Rights of light may not be a subject to worry most homeowners, but a recent article in the Daily Telegraph gave the impression that this was yet another hallowed property right under attack from the government.
The subject of the article’s wrath is a consultation paper just published by the Law Commission, looking into the way the law relating to rights of light operates at present, and suggesting possible amendments. The Commission is a statutory independent body to keep the law under review and to recommend reform where it is needed.
Rights of light are just one of many rights which can benefit properties; these are known to lawyers as easements. An easement is generally a right to do something on neighbouring property for the benefit of your own property – common examples are rights of way, or the right to connect into drains in a neighbour’s land.
A property can also benefit from rights of light – that is, a right to receive, usually through a window, enough of the natural light passing over a neighbour's land to enable the ordinary use of the building. Perhaps a better way to put this is that a property may be entitled not to have light to its existing windows blocked by a new building or other obstruction on neighbouring land.
The law relating to rights of light is very complicated, and much of it relies on old cases. As with other easements, rights can be acquired by long user – this is known as prescription, and generally a period of twenty years use is sufficient to create a legal easement. But the problem for landowners is in knowing whether their property is subject to rights which benefit a neighbour’s property.
Rights which have been acquired by prescription are not generally set out in title registers. This means that Conveyancing Solicitors cannot tell buyers whether their property is affected by any such easements.
One of the difficulties which landowners face is being able to tell in advance exactly what effect a new building will have on light to windows in existing adjacent buildings. Specialist surveyors can make calculations, and indeed the science of measuring light is now much more extensive and accurate that when many of the old legal cases were decided. But until a new building is actually in place an adjoining owner cannot see the precise effect.
This has caused problems for landowners who want to extend or re-develop their property. A landowner is not obliged to say whether or not he claims any rights of light beforehand, but can wait until building work has been started or even completed before initiating legal action. In a major case a few years ago the judge granted a mandatory injunction requiring the removal of the top two floors of a completed development.

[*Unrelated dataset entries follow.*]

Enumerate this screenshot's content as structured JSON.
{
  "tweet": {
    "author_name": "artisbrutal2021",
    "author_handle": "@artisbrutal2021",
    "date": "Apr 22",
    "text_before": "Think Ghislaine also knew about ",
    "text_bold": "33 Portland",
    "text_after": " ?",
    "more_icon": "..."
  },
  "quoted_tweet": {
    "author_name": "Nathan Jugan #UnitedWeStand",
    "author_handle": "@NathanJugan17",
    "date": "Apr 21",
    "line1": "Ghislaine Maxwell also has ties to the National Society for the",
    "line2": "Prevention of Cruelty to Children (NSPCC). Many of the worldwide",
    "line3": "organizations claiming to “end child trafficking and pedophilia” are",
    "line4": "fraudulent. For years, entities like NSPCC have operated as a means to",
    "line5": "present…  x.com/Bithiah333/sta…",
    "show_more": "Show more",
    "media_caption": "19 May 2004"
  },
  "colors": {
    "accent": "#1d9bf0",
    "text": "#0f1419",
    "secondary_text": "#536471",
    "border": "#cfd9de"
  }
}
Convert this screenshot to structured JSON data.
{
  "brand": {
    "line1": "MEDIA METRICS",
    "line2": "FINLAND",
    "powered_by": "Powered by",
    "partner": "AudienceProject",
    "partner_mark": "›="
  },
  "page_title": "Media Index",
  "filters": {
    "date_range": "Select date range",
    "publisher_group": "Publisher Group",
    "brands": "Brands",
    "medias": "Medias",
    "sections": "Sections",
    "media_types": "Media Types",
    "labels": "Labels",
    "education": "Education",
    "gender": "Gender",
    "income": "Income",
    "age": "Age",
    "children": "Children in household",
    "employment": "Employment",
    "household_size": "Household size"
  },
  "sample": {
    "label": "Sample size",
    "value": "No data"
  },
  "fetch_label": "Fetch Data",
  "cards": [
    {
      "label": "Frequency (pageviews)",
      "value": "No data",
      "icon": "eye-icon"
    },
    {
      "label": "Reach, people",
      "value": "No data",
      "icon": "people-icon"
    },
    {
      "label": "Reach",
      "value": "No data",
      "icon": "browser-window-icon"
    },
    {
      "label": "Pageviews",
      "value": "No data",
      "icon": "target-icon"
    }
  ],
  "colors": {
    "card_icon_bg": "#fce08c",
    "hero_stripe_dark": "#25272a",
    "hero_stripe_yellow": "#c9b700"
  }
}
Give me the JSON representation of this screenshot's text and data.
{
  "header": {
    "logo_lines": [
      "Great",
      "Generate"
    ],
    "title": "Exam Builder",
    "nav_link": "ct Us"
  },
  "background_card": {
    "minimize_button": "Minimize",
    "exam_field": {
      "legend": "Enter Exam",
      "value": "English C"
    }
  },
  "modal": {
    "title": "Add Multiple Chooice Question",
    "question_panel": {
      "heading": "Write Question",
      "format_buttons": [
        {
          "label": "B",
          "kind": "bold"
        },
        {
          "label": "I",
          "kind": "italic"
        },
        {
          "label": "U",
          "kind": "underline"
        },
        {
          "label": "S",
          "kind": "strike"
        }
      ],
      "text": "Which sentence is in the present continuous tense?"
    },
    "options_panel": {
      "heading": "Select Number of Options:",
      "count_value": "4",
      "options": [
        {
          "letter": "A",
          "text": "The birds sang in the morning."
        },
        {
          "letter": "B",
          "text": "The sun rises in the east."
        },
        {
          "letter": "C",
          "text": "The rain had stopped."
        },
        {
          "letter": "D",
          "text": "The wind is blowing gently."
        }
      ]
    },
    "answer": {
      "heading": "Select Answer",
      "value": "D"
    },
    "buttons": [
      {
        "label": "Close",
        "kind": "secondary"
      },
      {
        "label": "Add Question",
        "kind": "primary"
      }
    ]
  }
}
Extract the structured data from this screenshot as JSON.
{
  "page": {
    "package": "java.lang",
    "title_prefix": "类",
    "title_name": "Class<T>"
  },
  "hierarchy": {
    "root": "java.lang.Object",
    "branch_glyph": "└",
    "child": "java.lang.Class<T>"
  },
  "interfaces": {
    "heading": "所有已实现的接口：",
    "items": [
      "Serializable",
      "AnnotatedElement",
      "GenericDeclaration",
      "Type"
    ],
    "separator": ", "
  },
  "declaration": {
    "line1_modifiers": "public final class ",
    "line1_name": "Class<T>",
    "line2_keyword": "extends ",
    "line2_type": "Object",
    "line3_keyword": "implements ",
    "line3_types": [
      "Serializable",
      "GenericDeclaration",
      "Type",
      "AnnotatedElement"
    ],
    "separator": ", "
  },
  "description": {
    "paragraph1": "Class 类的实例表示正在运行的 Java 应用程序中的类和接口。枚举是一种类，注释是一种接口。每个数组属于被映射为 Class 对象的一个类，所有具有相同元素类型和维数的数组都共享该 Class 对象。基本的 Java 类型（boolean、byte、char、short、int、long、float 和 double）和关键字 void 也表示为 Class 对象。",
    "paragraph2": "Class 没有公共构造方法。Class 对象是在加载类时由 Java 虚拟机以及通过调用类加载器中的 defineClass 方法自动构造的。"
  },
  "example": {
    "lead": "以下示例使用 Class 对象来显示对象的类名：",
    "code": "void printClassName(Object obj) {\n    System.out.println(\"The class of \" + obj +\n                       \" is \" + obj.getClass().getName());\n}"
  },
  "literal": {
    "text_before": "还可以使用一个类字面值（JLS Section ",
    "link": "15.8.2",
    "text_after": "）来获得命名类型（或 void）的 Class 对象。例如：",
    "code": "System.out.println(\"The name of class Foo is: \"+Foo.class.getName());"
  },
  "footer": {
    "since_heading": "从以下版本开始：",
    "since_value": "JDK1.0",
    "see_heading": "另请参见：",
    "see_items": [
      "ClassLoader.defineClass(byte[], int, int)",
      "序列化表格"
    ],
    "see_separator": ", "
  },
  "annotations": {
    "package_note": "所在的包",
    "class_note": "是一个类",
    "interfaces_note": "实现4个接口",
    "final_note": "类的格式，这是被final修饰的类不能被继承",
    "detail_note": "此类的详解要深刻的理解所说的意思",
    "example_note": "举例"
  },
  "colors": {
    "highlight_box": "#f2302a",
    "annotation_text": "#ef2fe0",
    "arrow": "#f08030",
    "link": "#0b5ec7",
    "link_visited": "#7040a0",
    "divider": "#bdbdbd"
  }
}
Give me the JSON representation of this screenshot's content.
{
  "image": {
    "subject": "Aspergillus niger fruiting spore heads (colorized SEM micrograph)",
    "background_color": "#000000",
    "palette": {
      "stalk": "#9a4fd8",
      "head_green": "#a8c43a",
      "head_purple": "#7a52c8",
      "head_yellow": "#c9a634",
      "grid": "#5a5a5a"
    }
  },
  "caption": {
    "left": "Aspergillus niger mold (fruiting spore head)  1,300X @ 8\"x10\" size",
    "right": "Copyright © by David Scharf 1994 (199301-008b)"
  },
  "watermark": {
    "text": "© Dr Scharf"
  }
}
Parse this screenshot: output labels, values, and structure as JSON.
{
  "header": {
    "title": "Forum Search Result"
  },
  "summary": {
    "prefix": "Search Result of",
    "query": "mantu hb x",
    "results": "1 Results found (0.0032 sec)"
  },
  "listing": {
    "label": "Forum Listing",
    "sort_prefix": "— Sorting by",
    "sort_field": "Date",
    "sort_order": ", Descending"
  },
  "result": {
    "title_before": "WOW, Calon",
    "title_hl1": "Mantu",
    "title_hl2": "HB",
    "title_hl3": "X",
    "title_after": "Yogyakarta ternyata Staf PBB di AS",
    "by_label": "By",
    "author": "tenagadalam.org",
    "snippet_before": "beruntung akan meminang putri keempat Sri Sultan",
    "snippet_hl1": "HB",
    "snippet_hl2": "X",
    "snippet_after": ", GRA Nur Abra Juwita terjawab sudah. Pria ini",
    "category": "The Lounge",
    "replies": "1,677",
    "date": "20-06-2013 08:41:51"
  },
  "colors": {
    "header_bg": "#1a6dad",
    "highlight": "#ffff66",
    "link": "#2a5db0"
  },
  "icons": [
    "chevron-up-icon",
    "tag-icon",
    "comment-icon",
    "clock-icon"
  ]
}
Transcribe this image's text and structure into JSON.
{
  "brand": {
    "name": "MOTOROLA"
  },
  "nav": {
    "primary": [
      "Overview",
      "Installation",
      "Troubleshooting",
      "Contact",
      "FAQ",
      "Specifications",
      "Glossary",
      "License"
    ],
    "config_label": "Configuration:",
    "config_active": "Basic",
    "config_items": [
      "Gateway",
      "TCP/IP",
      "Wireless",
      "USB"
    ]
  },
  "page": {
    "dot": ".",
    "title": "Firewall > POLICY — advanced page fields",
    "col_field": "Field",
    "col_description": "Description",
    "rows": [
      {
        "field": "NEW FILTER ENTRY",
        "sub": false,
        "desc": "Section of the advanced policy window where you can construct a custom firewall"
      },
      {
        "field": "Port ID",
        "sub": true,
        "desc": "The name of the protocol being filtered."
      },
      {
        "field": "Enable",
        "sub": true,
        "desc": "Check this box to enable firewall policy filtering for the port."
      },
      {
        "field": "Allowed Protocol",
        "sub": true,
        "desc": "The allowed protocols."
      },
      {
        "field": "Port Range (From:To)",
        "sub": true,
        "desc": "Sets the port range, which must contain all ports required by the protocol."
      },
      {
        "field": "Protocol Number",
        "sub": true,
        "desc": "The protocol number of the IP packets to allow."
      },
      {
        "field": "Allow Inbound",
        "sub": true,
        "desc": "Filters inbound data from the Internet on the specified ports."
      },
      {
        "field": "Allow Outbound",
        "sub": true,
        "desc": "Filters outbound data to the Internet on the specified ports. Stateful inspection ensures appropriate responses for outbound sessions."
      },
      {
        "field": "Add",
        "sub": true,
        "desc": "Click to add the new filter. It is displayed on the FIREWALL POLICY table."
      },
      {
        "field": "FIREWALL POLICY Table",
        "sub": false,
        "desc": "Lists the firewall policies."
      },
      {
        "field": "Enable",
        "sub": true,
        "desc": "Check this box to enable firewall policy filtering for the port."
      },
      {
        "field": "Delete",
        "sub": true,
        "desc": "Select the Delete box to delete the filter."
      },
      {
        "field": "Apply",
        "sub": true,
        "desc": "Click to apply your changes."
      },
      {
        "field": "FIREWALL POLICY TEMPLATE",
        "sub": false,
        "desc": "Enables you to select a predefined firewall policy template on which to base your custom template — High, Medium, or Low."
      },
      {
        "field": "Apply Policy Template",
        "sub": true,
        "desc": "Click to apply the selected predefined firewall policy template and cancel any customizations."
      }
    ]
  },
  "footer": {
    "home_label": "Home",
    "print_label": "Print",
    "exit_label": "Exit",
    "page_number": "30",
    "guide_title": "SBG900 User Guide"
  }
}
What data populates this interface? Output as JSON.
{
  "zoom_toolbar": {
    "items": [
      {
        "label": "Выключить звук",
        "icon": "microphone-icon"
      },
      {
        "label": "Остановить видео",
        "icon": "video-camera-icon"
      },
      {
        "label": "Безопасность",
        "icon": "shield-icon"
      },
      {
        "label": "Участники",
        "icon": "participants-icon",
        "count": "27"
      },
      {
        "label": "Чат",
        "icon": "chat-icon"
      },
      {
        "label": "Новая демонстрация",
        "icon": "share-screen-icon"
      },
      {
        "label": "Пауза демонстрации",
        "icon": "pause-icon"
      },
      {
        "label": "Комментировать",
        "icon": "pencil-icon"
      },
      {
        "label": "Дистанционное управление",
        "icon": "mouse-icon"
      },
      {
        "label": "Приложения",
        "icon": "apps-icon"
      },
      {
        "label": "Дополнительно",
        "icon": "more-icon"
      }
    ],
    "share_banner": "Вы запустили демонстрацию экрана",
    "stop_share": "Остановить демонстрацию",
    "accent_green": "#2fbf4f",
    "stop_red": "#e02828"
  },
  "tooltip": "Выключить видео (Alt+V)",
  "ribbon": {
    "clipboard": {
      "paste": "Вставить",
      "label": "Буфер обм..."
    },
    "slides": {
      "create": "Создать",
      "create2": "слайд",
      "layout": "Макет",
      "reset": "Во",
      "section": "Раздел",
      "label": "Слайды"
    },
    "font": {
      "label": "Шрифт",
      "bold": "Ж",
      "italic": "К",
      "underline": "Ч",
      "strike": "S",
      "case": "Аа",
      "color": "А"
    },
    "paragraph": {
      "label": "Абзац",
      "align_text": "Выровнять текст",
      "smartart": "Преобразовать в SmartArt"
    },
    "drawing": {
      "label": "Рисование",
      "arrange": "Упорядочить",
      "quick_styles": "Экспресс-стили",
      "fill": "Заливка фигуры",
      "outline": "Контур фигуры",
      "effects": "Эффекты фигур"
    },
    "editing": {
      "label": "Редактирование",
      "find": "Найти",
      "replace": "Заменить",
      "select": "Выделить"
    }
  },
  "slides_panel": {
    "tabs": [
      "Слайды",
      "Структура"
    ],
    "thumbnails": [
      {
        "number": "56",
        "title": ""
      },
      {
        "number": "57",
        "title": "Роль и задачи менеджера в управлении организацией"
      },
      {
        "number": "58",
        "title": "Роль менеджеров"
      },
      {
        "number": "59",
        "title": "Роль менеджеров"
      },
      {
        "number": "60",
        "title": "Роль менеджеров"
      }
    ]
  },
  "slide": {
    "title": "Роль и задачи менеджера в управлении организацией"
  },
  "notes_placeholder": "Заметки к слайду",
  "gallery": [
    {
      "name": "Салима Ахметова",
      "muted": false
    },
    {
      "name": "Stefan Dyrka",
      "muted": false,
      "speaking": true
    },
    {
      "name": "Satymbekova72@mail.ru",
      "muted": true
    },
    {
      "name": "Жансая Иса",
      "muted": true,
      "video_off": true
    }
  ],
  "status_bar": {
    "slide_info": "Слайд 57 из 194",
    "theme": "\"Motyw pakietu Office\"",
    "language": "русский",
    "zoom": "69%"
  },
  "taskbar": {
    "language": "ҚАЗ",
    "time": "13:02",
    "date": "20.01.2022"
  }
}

Even when the court is not prepared to order the demolition of a building it can order a developer to pay substantial damages, which will affect the cost of a development.
Concerns have been raised for some years that the existing law is so complicated that it is preventing new developments, especially in city centres. Some developers also think that landowners are using the existing law merely as a means of extracting money from them to buy off potential claims.
The Law Commission published an extensive report on easements last year, and indicated at that time that it would look further at the law relating to rights of light. It's latest consultation paper provides a very thorough review of the present law, and raises several points for further discussion.
This paper suggests various alterations to the law. The main proposal is to abolish the method of acquiring new rights of light by long user. It points out that this doctrine of prescription has either been abolished or never existed in many other countries with similar land law to England, such as Australia, New Zealand and the USA. However it has not proposed depriving owners of existing rights.
The Commission is also proposing other amendments including
- a new statutory notice procedure, which would require those with the benefit of rights to light to make clear whether they intend to apply to the court for an injunction (ordering a neighbouring landowner not to build in a way that infringes their right to light), with the aim of introducing greater certainty into rights to light disputes.
- a new statutory test to clarify the current law on when courts may order a person to pay damages instead of ordering that person to demolish or stop constructing a building that interferes with a right to light.
- landowners should be able to apply to a tribunal which would be able to extinguish rights to light that are obsolete or have no practical benefit, with payment of compensation in appropriate cases, as it can do under the present law in respect of restrictive covenants.
The Daily Telegraph article gave the impression that these proposals are government policy and created a charter for developers to ride roughshod over the rights of other landowners. However the Commission points out that these are only its own proposals, and it invites anyone concerned to send in comments to firstname.lastname@example.org.
In practice many Law Commission reports just get ignored or forgotten, and even when the government accepts the need for a change in the law it is often years before legislation is introduced. So it is unlikely that we will be seeing changes to the law on rights to light for some years to come, if at all.